The ancient artefacts dating back to the days of the Babylonian Empire are documents of the ancestors of the breed. Assyrian relief-relief carvings placed in the British Museum, dating back to 2000 BCE, depict large dogs of the recognizable Anatolian Shepherd type. The earliest books of the Bible refer to shepherds whose dogs were some local adaptations of the Anatolian.
The history of the breed in the US begins in the years before World War II, when the Department of Agriculture imported a breeding pair from Turkey to participate in the top-secret "Sheepdog Project". The purpose of the program was to determine which breeds would be best suited for work on American sheep pastures. With the outbreak of war, the project was disbanded and the Anatolians and their offspring were dispersed.
American rankers began importing anatolees in the later 1950s, but the breed took hold in this country in the 1970s. The credit for firmly establishing the breed in the US goes to Lieutenant Robert Ballard, the US Navy, who acquired a pair of Anatolians while stationed in Turkey. He brought them to America and banned their first littler in 1970.
This new breeding activity coincided with the passage of the Endangered Species Act. The new law requires that hunters cutting the field control the population of wolves, without killing them. The Anatolian Shepherd, who wanted to intimidate hunters rather than fight them, was perfectly suited for the job.
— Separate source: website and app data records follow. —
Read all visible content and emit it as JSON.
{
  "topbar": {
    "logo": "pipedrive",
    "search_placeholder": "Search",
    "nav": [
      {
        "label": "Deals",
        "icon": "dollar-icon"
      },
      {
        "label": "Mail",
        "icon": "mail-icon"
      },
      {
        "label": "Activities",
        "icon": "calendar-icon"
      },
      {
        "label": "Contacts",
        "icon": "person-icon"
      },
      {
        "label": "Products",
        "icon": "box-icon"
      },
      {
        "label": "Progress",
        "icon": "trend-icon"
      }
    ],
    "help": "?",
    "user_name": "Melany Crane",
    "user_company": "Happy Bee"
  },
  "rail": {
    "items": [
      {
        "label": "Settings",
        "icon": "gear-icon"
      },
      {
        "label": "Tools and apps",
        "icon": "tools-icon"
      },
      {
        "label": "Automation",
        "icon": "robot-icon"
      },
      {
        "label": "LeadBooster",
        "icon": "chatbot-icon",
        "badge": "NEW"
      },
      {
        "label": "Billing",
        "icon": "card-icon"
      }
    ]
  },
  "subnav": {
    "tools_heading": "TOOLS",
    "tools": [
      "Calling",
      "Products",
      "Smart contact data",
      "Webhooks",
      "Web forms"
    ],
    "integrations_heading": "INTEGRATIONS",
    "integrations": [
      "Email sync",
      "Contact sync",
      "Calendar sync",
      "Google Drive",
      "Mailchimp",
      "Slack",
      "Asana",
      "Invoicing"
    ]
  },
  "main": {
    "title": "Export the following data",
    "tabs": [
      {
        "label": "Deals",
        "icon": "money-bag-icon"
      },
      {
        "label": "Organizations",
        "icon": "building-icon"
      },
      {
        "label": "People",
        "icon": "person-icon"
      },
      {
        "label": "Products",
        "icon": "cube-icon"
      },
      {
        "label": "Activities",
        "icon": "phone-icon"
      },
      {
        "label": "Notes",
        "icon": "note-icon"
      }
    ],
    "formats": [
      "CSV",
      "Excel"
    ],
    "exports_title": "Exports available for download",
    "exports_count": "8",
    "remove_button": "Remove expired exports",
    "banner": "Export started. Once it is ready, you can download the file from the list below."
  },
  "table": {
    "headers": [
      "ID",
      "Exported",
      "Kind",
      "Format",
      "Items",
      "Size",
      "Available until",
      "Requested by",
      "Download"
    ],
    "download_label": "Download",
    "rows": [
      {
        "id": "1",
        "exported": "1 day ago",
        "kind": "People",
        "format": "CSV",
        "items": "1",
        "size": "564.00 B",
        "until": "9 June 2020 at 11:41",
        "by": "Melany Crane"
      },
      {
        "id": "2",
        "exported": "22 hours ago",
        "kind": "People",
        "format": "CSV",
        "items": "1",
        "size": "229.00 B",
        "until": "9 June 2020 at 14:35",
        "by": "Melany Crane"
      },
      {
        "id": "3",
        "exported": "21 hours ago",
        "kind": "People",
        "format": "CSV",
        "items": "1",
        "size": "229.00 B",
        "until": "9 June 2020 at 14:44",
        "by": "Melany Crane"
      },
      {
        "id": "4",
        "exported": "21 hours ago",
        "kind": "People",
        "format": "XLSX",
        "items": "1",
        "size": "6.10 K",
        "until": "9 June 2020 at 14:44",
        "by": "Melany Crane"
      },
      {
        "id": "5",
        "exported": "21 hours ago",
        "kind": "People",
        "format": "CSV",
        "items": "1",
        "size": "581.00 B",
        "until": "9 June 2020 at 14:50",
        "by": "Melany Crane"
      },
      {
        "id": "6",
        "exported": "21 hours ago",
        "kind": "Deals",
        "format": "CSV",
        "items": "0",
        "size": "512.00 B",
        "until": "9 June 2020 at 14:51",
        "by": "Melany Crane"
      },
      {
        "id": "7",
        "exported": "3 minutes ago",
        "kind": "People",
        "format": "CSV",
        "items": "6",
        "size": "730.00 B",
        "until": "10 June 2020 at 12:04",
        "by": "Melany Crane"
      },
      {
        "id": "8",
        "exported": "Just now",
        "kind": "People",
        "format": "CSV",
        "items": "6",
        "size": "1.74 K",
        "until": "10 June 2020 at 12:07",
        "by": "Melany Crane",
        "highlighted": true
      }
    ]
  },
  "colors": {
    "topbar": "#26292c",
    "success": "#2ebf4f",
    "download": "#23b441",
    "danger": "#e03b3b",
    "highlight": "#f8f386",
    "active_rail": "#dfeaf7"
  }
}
Many Anatolian shepherds are still working as ranch dogs, protecting everyone from sheep and goats to ostrich and llamas.